Godzilla: King of the Monsters
Image via Warner Bros.

Our visit was still relatively early in production, but as a lifelong Toho fan myself, what we saw and heard was still reassuring enough. It helps that Dougherty will hand the reigns for Godzilla vs. Kong off to Adam Wingard, leaving this as his big chance to make an impression. He has enough reverence for the source material to make sure that, for example, Ghidorah’s three-heads aren’t just send-ups of the Game of Thrones dragons. Special care was paid to Mothra’s creature design to make “her” come off more formidable than, well, being a giant moth. That reverence for getting the designs right extends to the narrative backstory as well. “It's more of mythological, almost biblical backdrop to the creatures...so in some ways we're putting the God back in Godzilla.”
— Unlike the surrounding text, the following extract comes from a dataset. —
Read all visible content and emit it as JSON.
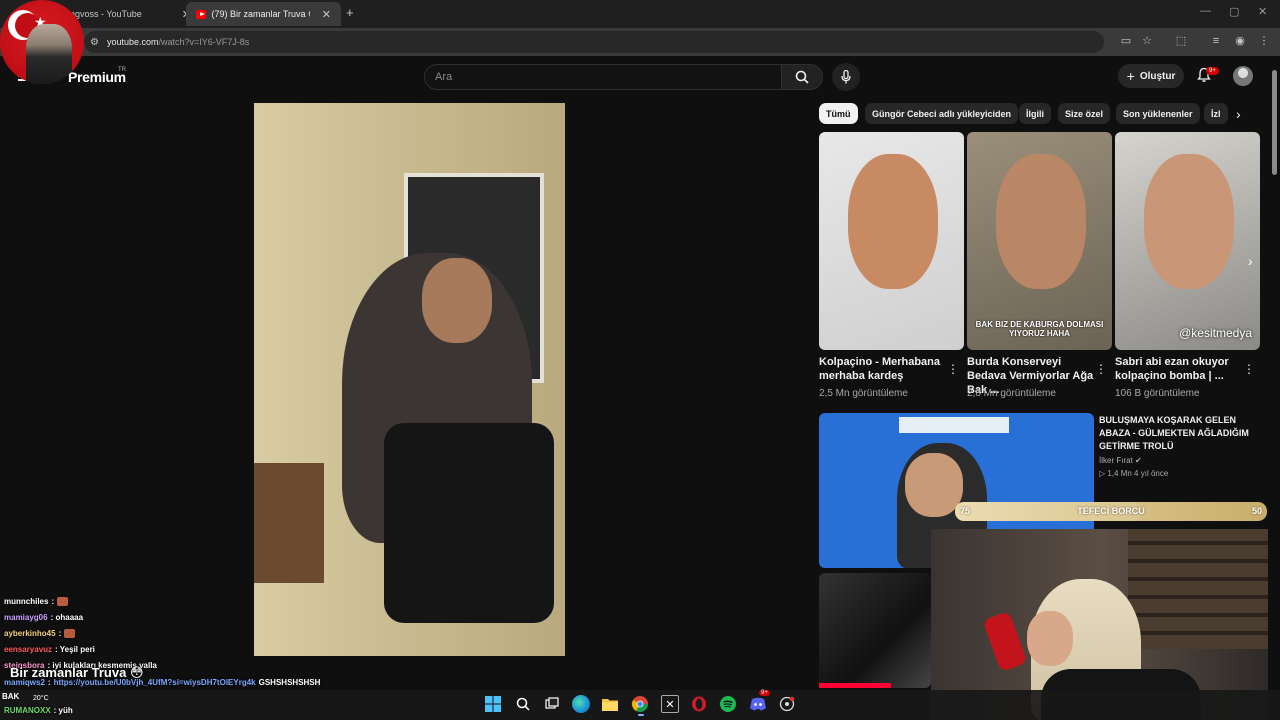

Still, franchise goals are the endgame and to that end, Dougherty isn’t concerned. “Toho was one the first companies to pioneer the idea of a shared universe. They were doing it long before Marvel was. They did it through those creatures. You know, Mothra was a completely separate film from Godzilla. Same thing with Rodan. So it kind of feels things are things are coming from a sort of well.” In that sense, this is less of a trend-hop and more of a full-circle return to form. Bring on the beasts.